▸ **Description of the task**: Within the records, which lines hold the string "Perfil"? Report each one by copying it.

--- Data for the task ---

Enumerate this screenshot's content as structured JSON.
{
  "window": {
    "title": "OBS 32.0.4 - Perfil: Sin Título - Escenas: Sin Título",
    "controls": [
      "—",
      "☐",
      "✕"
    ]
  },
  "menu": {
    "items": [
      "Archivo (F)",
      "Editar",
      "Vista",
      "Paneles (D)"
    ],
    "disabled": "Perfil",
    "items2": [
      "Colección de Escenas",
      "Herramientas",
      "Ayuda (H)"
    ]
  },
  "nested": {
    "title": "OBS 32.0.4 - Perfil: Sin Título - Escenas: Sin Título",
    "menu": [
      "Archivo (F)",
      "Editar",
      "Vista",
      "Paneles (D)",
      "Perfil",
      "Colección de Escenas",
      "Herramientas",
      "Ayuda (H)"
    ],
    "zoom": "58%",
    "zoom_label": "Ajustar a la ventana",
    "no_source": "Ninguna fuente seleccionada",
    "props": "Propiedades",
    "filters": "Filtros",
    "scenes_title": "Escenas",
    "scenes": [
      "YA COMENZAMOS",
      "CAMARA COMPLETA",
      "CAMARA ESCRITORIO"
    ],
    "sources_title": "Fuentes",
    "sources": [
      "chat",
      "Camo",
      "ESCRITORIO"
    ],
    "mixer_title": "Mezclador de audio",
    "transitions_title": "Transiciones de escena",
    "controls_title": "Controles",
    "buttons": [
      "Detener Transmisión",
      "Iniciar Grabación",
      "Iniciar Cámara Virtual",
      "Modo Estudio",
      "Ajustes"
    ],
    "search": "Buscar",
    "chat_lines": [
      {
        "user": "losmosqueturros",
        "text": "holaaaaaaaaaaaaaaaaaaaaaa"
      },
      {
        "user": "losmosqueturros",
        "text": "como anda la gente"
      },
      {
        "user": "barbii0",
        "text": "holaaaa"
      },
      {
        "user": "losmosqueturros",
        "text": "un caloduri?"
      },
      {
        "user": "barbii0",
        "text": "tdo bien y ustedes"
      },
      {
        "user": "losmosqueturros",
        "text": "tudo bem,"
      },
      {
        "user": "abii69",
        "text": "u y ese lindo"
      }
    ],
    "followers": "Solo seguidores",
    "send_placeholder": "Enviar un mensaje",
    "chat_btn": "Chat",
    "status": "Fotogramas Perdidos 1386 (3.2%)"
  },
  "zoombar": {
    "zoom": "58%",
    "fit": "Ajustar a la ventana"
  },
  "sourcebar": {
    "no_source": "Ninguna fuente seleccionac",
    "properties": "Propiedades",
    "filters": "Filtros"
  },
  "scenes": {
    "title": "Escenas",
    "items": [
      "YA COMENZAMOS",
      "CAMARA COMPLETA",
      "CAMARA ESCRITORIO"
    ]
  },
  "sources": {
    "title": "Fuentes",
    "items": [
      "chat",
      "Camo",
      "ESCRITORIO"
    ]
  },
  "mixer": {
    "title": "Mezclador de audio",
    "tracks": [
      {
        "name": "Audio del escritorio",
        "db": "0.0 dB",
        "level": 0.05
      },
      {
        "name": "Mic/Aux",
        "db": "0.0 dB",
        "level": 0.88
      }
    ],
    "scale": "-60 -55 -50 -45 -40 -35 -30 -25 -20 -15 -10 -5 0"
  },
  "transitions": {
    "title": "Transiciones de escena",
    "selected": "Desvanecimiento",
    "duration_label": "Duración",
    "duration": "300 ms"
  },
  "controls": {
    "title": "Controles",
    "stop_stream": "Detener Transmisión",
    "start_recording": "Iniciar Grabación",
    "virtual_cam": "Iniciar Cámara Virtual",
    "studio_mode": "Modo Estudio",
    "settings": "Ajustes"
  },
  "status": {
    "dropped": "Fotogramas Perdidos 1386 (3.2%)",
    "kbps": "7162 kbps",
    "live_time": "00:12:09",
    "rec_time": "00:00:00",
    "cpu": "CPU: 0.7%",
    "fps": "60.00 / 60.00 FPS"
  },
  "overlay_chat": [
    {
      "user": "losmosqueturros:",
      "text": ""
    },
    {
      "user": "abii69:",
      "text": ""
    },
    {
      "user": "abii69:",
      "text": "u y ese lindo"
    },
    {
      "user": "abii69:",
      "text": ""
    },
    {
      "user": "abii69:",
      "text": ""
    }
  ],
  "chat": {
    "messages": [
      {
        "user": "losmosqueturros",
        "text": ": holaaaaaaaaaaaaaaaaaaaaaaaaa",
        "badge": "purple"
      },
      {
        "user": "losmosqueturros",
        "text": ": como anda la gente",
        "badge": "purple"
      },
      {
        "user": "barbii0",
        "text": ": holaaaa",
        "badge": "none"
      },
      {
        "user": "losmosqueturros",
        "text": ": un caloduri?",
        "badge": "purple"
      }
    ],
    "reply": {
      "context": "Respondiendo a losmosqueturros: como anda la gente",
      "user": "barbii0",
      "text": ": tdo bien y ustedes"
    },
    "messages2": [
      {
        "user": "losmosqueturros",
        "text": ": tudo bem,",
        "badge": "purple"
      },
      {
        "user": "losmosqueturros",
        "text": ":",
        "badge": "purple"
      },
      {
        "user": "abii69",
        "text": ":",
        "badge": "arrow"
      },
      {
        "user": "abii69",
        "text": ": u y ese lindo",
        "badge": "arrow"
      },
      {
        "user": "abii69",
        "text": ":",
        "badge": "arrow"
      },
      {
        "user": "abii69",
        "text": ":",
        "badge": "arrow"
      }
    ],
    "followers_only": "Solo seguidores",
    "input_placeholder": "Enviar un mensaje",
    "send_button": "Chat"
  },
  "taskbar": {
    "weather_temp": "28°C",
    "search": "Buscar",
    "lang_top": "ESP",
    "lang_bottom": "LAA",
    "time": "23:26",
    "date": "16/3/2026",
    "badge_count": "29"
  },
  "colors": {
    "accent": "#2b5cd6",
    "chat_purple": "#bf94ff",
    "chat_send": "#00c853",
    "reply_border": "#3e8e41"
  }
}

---

▸ **Exercise response**:
    "title": "OBS 32.0.4 - Perfil: Sin Título - Escenas: Sin Título",
    "disabled": "Perfil",
    "title": "OBS 32.0.4 - Perfil: Sin Título - Escenas: Sin Título",
      "Perfil",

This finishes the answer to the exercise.